QUT researchers will begin testing human chlamydia vaccine candidates as part of an international research project that has been awarded up to $US10.7 million funding over five years from America’s National Institutes of Health (NIH).
Professor Ken Beagley, Professor Jonathan Harris and Dr Alison Carey, from QUT’s Faculty of Health and Institute of Health and Biomedical Innovation, will work on the chlamydia vaccine initiative, which is being led by the University of North Carolina at Chapel Hill.
Other collaborators include the North Carolina State University, University of Pittsburgh, German Cancer Research Centre, and Oxford University.

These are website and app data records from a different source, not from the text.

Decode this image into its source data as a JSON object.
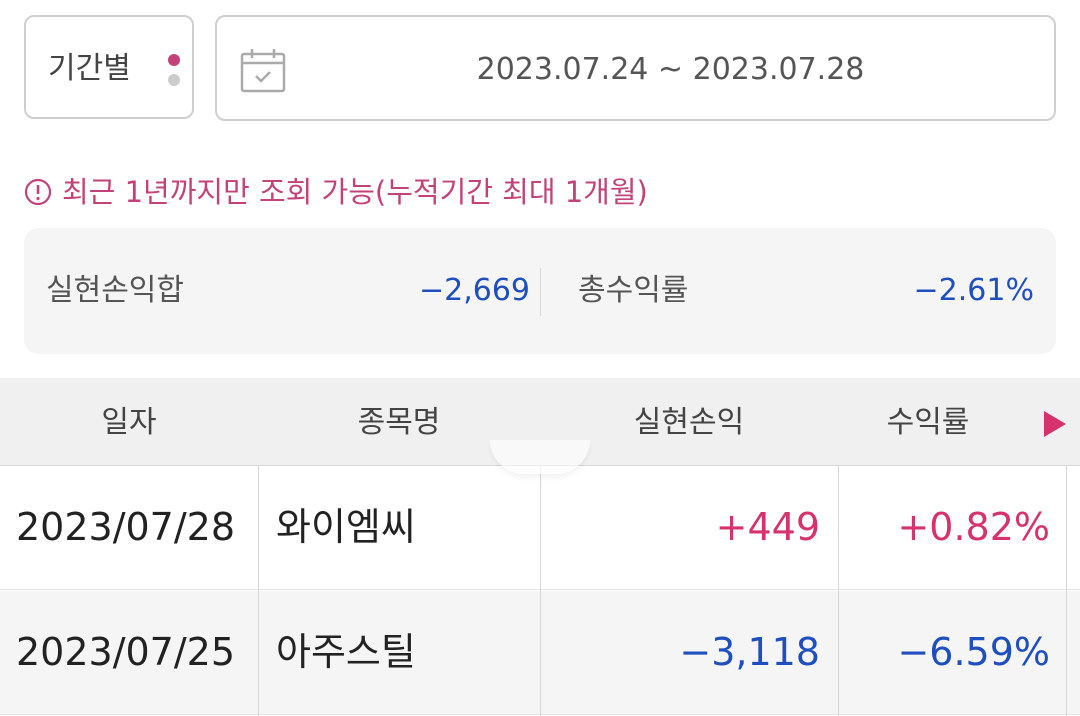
{
  "colors": {
    "accent": "#c2437a",
    "positive": "#d6336c",
    "negative": "#1f4fbf",
    "dot_inactive": "#cccccc"
  },
  "filter": {
    "period_label": "기간별",
    "date_range": "2023.07.24 ~ 2023.07.28",
    "calendar_icon": "calendar-icon"
  },
  "notice": {
    "icon": "alert-circle-icon",
    "text": "최근 1년까지만 조회 가능(누적기간 최대 1개월)"
  },
  "summary": {
    "realized_label": "실현손익합",
    "realized_value": "−2,669",
    "return_label": "총수익률",
    "return_value": "−2.61%"
  },
  "table": {
    "headers": [
      "일자",
      "종목명",
      "실현손익",
      "수익률"
    ],
    "rows": [
      {
        "date": "2023/07/28",
        "name": "와이엠씨",
        "pnl": "+449",
        "rate": "+0.82%"
      },
      {
        "date": "2023/07/25",
        "name": "아주스틸",
        "pnl": "−3,118",
        "rate": "−6.59%"
      }
    ]
  }
}
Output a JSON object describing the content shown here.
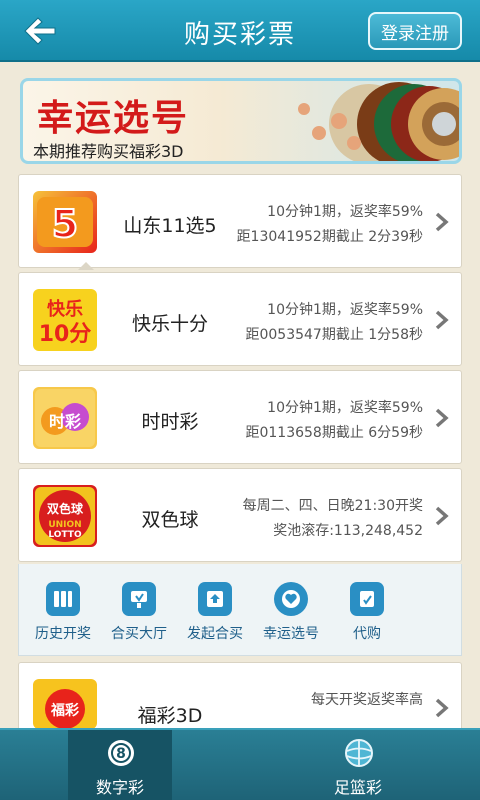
{
  "header": {
    "title": "购买彩票",
    "login_label": "登录注册"
  },
  "banner": {
    "title": "幸运选号",
    "subtitle": "本期推荐购买福彩3D"
  },
  "lotteries": [
    {
      "logo_text": "5",
      "name": "山东11选5",
      "info1": "10分钟1期，返奖率59%",
      "info2": "距13041952期截止 2分39秒",
      "colors": [
        "#f39a1e",
        "#e8231b"
      ]
    },
    {
      "logo_text": "快乐10分",
      "name": "快乐十分",
      "info1": "10分钟1期，返奖率59%",
      "info2": "距0053547期截止 1分58秒",
      "colors": [
        "#f7d21e",
        "#e8231b"
      ]
    },
    {
      "logo_text": "时时彩",
      "name": "时时彩",
      "info1": "10分钟1期，返奖率59%",
      "info2": "距0113658期截止 6分59秒",
      "colors": [
        "#f7a81e",
        "#9b3db8"
      ]
    },
    {
      "logo_text": "双色球 UNION LOTTO",
      "name": "双色球",
      "info1": "每周二、四、日晚21:30开奖",
      "info2": "奖池滚存:113,248,452",
      "colors": [
        "#d81e1e",
        "#f2c31e"
      ]
    },
    {
      "logo_text": "福彩",
      "name": "福彩3D",
      "info1": "每天开奖返奖率高",
      "info2": "",
      "colors": [
        "#f7c31e",
        "#e8231b"
      ]
    }
  ],
  "tools": [
    {
      "label": "历史开奖",
      "icon": "history-icon"
    },
    {
      "label": "合买大厅",
      "icon": "trophy-icon"
    },
    {
      "label": "发起合买",
      "icon": "upload-icon"
    },
    {
      "label": "幸运选号",
      "icon": "heart-icon"
    },
    {
      "label": "代购",
      "icon": "cart-icon"
    }
  ],
  "bottom_nav": {
    "tabs": [
      {
        "label": "数字彩",
        "icon": "lottery-ball-icon",
        "active": true
      },
      {
        "label": "足篮彩",
        "icon": "ball-icon",
        "active": false
      }
    ]
  },
  "accent_color": "#1f93b5"
}
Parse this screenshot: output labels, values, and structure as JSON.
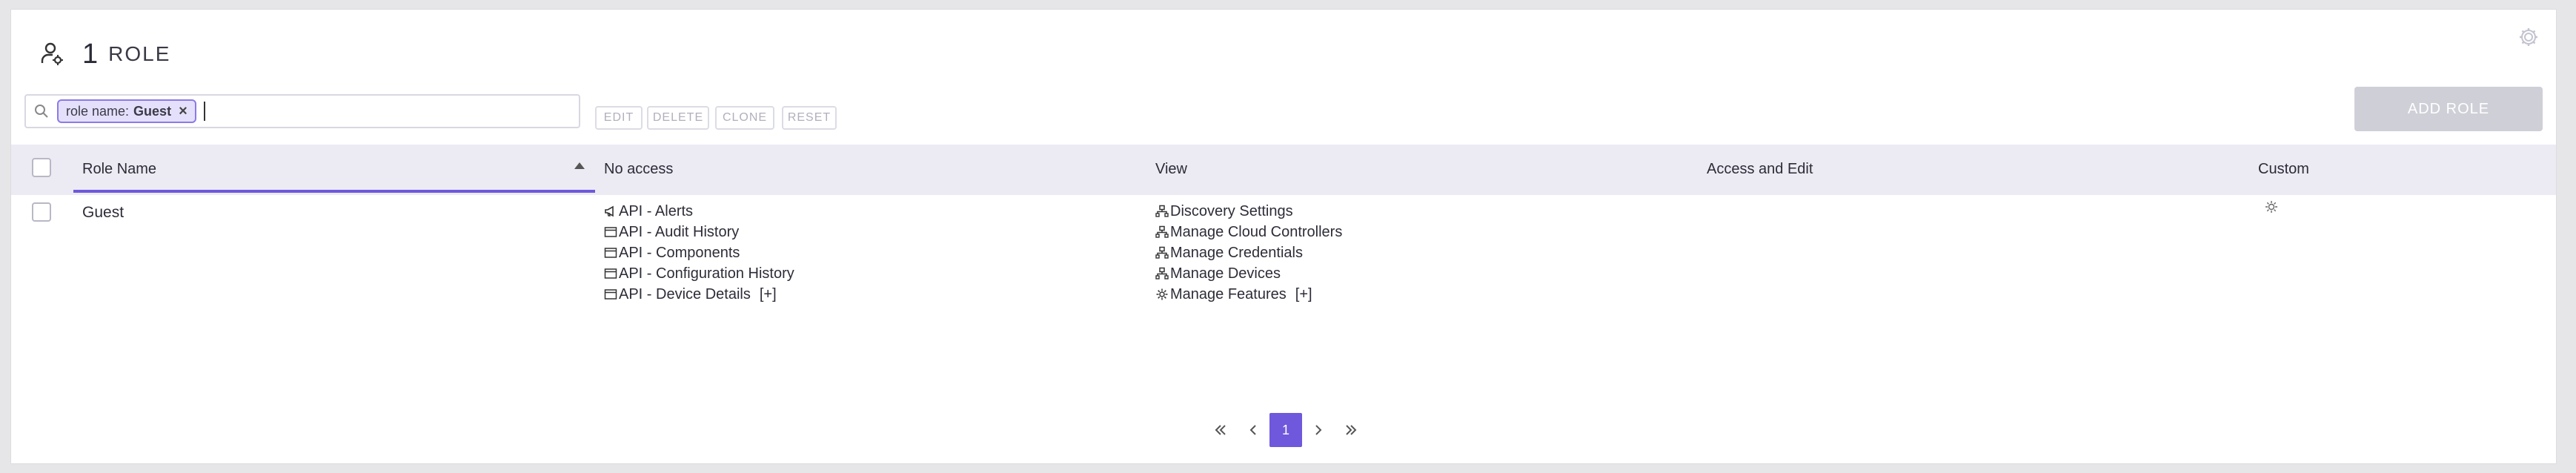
{
  "header": {
    "count": "1",
    "title": "ROLE"
  },
  "search": {
    "chip_key": "role name:",
    "chip_value": "Guest",
    "chip_close": "×"
  },
  "toolbar": {
    "edit_label": "EDIT",
    "delete_label": "DELETE",
    "clone_label": "CLONE",
    "reset_label": "RESET",
    "add_role_label": "ADD ROLE"
  },
  "table": {
    "columns": {
      "role_name": "Role Name",
      "no_access": "No access",
      "view": "View",
      "access_edit": "Access and Edit",
      "custom": "Custom"
    },
    "rows": [
      {
        "role_name": "Guest",
        "no_access": [
          {
            "icon": "megaphone-icon",
            "label": "API - Alerts"
          },
          {
            "icon": "window-icon",
            "label": "API - Audit History"
          },
          {
            "icon": "window-icon",
            "label": "API - Components"
          },
          {
            "icon": "window-icon",
            "label": "API - Configuration History"
          },
          {
            "icon": "window-icon",
            "label": "API - Device Details"
          }
        ],
        "no_access_more": "[+]",
        "view": [
          {
            "icon": "network-icon",
            "label": "Discovery Settings"
          },
          {
            "icon": "network-icon",
            "label": "Manage Cloud Controllers"
          },
          {
            "icon": "network-icon",
            "label": "Manage Credentials"
          },
          {
            "icon": "network-icon",
            "label": "Manage Devices"
          },
          {
            "icon": "gear-icon",
            "label": "Manage Features"
          }
        ],
        "view_more": "[+]",
        "custom_icon": "gear-icon"
      }
    ]
  },
  "pagination": {
    "current_page": "1"
  },
  "colors": {
    "accent": "#6f58dc",
    "header_bg": "#ecebf3",
    "chip_bg": "#e4e0fb",
    "disabled_btn": "#cfcfd8"
  }
}
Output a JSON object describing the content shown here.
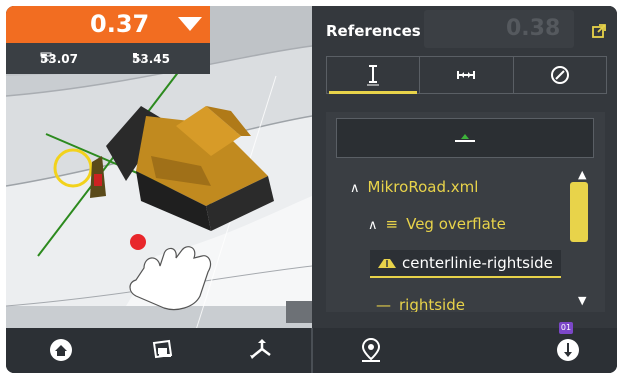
{
  "readout": {
    "value": "0.37",
    "left_value": "53.07",
    "right_value": "53.45",
    "color": "#f26d21"
  },
  "panel": {
    "title": "References",
    "ghost_value": "0.38",
    "tabs": [
      {
        "icon": "vertical-offset-icon",
        "active": true
      },
      {
        "icon": "horizontal-offset-icon",
        "active": false
      },
      {
        "icon": "compass-icon",
        "active": false
      }
    ],
    "surface_button_icon": "surface-icon",
    "tree": [
      {
        "label": "MikroRoad.xml",
        "expanded": true,
        "level": 0
      },
      {
        "label": "Veg overflate",
        "expanded": true,
        "level": 1,
        "icon": "layers-icon"
      },
      {
        "label": "centerlinie-rightside",
        "selected": true,
        "level": 2,
        "icon": "road-surface-icon"
      },
      {
        "label": "rightside",
        "level": 2,
        "icon": "line-icon"
      }
    ],
    "accent": "#e8d34a"
  },
  "toolbar": {
    "buttons": [
      "home-icon",
      "machine-view-icon",
      "axes-icon",
      "location-pin-icon",
      "depth-probe-icon"
    ],
    "badge": "01"
  }
}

Professor Beagley said three chlamydia vaccine candidates had already been identified by University of North Carolina researchers, and the QUT team would be able to commence testing these in animal models in about a month.
“The expertise we have developed in this type of testing is the basis for our involvement in this project,” he said.
“We will be testing previously identified and newly identified antigens to see which ones, and which method of delivery, produce the best protective response against chlamydia infection in animal models.”
Caused by the bacteria Chlamydia trachomatis, chlamydia is the most common sexually transmitted infection in the world.
The World Health Organization estimates there were 127 million new infections globally in 2016. In Australia in 2017, notification rates were 379 infections per 100,000 people, up from 74 per 100,000 in 1999.
Frequently asymptomatic, chlamydia infection if left untreated can lead to pelvic inflammatory disease and infertility. There is currently no vaccine to prevent infection.